have shed her clothes and danced naked, Mathai informed Nehru.) Cleminson also claimed that
Menon showed him all the letters he received from Nehru.

It is clear that the money gathered from these contracts was not used for his personal benefit. It
was dispersed instead for India League activities, to decorate the India Club offices, for his
bookshop and his publishing venture, Meridian Books, which published several of Nehrus books,
including in 1951, The Discovery of India. Interestingly, it appears from transcripts of telephone
conversations that small amounts of this money (on one occasion 470) was usedunbeknownst
to Nehruto subsidise a portion of the royalties paid by Meridian Books to Nehru. Menon, it
appears, wanted Nehru to believe he was selling more copies than he actually was.

Finally, in 1952, Nehru replaced Menon with a new high commissionerupon which the British
began to worry that Nehru would induct Menon into his cabinet. From Delhi, the British high
commissioner, Sir Alec Clutterbuck, wrote to London in 1954 with trepidation at the prospect that
Menon might be given a senior portfolio: he rated Menon "Nehrus evil genius...impairing the
whole conduct of Indias foreign relations". But before long, the British came round to Krishna
Menon. Despite his personal oddities and left-wing sympathies, Krishna Menon was still more
favourable to the British than he was to the Americans. Ultimately, it was not British but rather
American manoeuvring, orchestrated by J.K. Galbraith during the crisis days of the China war in
1962, that ended Krishna Menons career.

Generally speaking, these files reveal an interesting three-way relationship between the British,
the Indians and the Americans. We see here a 1946 request from the US State Department in
Washington to MI5 for information on Krishna Menonof whom they seemed to know nothing.
Such American requests were part of a larger pattern: during the Cold War, the British security
services, with their extensive networks of imperial intelligence gathering, came effectively to serve
as sub-contractors to the Americans in the field of intelligence in Asia and Africathe Americans
exercising this payback from the British in return for giving them nuclear assistance.

While the material in the Menon file will be a boon to historians, it also makes his role more
complicated to explain.The question that continually exercised the British, as well as Americans,
is one that still remains ours: how and why was he able to maintain his proximity and influence
with Nehru?
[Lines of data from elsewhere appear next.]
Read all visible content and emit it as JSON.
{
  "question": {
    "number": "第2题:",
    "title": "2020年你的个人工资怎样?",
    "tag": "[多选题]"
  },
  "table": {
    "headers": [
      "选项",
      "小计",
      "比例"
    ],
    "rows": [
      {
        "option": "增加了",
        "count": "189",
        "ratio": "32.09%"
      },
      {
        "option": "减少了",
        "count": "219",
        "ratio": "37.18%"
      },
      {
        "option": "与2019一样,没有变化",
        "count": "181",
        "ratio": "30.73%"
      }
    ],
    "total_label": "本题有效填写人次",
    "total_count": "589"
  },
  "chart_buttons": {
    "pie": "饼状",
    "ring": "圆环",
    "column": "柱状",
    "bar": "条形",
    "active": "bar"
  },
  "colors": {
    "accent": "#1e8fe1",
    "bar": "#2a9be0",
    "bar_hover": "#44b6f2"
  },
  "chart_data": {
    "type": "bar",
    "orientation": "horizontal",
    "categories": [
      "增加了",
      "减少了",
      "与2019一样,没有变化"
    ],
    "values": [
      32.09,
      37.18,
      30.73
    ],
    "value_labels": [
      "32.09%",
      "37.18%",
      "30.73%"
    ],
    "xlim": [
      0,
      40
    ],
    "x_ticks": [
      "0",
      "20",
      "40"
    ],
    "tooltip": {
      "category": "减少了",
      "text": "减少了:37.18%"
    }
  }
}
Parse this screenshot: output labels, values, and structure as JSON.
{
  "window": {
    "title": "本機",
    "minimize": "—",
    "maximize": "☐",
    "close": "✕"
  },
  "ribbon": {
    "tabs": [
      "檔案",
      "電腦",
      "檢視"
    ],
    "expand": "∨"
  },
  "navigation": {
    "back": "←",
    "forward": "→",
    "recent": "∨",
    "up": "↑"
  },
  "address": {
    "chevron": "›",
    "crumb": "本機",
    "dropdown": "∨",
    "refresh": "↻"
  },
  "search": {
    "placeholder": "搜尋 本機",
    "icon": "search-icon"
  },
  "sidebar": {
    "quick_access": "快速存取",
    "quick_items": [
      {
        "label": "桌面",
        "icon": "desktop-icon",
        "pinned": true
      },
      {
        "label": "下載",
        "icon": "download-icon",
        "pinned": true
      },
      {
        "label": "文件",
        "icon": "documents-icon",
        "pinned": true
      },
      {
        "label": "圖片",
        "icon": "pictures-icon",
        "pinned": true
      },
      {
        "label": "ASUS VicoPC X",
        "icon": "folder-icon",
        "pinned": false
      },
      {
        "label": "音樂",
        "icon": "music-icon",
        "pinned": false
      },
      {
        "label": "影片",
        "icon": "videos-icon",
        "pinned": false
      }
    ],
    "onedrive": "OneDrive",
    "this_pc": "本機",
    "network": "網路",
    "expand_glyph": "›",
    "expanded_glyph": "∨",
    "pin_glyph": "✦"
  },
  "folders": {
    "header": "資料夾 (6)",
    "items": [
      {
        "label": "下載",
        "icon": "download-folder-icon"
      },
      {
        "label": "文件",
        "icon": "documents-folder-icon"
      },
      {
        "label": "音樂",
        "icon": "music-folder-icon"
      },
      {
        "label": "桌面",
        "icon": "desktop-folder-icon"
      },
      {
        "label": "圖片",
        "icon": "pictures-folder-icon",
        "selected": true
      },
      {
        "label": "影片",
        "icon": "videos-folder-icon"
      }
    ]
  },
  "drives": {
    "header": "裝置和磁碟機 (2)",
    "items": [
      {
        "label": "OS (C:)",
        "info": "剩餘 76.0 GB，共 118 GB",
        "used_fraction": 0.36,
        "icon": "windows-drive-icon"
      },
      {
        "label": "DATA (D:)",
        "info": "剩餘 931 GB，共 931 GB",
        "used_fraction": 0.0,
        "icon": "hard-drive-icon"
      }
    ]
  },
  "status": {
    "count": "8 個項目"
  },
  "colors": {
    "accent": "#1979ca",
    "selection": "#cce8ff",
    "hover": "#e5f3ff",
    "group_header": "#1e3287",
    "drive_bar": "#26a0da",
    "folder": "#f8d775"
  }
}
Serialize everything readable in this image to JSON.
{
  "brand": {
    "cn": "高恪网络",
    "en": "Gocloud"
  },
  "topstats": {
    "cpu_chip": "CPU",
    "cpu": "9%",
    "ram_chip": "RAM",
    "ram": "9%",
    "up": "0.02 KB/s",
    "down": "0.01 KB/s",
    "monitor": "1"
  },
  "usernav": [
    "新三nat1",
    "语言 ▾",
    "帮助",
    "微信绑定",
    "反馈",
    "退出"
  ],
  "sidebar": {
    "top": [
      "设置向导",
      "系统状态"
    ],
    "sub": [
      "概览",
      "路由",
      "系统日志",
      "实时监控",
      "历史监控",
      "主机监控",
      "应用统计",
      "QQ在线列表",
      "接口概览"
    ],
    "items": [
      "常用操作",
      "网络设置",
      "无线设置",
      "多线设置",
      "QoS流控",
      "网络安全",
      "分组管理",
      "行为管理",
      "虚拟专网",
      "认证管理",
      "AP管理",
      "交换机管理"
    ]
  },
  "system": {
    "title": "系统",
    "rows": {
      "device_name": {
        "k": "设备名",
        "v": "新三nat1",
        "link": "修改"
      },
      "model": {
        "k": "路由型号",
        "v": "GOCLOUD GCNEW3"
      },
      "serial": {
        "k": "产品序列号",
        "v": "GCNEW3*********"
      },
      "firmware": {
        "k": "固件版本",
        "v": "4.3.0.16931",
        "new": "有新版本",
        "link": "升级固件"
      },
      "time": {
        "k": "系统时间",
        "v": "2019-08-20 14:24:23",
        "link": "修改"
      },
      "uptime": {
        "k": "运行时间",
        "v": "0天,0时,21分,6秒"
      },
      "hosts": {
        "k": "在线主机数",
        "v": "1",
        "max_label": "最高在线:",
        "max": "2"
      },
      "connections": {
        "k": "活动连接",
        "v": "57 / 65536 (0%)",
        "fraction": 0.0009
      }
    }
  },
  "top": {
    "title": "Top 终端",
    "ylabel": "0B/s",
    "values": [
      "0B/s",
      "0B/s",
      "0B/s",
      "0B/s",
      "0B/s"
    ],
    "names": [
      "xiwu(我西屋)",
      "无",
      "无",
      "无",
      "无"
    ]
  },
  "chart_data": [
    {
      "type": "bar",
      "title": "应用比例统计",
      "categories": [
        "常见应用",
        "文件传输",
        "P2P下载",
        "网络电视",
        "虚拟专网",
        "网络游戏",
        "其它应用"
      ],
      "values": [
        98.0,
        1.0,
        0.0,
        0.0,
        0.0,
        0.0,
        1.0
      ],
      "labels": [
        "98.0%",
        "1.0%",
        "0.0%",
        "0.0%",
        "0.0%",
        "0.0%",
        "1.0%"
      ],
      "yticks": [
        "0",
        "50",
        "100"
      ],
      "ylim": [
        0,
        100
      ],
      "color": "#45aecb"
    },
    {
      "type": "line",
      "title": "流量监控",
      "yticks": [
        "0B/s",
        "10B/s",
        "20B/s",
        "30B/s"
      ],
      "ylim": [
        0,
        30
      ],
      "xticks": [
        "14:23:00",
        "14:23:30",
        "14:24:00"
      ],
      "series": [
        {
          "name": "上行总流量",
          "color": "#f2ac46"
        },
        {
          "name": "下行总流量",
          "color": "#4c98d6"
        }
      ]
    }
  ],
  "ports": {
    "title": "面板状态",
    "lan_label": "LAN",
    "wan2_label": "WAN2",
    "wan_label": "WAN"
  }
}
And the contents of the Menon file also press, above all, the question of how a man
so flawed could have achieved as much as he did in Indias cause.